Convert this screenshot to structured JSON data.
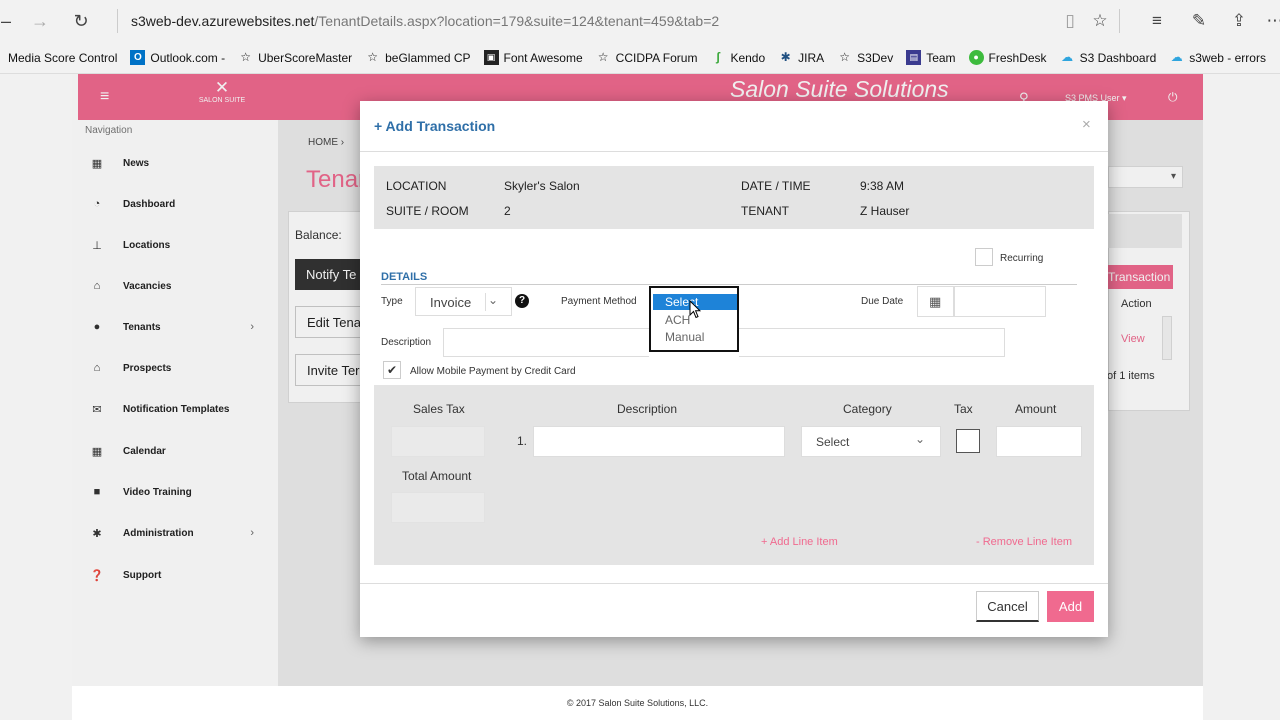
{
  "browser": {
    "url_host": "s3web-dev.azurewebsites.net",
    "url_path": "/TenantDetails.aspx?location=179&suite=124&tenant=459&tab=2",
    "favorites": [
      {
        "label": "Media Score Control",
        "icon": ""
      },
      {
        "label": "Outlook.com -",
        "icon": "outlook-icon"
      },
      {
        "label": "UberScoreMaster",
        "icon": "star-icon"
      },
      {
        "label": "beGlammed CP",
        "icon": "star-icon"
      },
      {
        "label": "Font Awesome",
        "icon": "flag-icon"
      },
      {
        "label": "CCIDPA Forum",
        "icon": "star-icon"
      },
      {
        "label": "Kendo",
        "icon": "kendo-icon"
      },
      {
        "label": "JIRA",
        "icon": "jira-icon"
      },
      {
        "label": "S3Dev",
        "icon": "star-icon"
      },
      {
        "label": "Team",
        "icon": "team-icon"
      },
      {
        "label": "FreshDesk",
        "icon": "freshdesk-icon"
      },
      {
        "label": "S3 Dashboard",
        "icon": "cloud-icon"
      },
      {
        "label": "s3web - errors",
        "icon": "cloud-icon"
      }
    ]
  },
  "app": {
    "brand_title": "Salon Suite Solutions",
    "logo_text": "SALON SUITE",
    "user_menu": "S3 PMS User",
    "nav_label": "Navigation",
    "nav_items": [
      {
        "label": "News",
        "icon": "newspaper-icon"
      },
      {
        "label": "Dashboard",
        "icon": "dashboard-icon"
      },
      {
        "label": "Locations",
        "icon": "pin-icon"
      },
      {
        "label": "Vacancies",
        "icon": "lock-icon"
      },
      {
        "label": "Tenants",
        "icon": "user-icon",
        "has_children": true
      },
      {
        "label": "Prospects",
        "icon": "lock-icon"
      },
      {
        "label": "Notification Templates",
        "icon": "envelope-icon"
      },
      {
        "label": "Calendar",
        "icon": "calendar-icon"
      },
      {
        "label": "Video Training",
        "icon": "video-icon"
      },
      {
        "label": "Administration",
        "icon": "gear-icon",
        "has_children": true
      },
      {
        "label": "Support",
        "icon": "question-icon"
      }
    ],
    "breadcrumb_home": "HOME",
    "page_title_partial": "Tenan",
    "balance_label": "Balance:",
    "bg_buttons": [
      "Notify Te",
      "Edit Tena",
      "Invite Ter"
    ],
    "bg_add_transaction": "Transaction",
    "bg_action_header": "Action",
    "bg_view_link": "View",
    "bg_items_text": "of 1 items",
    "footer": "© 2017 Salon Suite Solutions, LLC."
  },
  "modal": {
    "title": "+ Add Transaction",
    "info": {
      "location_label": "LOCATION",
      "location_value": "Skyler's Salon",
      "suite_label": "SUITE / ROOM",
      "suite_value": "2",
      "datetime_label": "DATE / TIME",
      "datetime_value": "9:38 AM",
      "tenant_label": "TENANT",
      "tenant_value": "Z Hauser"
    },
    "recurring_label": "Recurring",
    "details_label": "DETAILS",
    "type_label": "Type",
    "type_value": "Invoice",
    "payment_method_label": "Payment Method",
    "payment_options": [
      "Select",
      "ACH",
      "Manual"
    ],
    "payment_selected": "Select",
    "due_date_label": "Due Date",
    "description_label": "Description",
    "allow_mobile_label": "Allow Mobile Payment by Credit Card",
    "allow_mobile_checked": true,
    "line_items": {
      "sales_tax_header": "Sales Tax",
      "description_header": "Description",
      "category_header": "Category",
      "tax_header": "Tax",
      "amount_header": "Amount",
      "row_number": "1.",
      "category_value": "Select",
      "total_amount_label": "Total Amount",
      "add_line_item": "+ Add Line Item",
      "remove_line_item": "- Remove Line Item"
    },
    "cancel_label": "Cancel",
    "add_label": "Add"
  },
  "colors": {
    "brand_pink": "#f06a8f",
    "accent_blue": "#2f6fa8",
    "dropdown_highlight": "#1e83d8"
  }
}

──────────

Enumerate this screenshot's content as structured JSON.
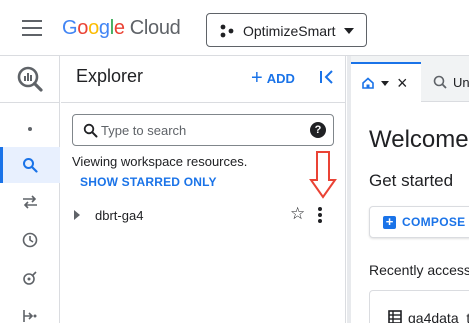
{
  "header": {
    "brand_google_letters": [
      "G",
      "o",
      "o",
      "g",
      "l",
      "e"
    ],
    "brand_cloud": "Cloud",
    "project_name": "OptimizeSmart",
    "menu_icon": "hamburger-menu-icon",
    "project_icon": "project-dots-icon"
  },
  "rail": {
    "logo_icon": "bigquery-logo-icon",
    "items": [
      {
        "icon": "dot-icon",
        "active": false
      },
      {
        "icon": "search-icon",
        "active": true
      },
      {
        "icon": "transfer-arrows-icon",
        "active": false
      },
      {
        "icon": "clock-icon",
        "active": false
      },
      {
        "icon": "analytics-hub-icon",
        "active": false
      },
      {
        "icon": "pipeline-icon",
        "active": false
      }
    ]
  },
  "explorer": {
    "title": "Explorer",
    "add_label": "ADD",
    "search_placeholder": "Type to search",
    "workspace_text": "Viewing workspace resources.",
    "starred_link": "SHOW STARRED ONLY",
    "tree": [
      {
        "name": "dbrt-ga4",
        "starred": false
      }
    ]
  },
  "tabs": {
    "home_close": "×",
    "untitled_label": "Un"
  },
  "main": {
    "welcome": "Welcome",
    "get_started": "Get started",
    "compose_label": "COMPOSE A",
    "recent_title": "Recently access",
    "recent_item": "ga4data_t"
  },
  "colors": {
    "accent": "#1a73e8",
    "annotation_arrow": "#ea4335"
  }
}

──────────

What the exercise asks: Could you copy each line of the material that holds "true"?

Exercise output:
        "has_children": true
        "has_children": true
    "allow_mobile_checked": true,
        "active": true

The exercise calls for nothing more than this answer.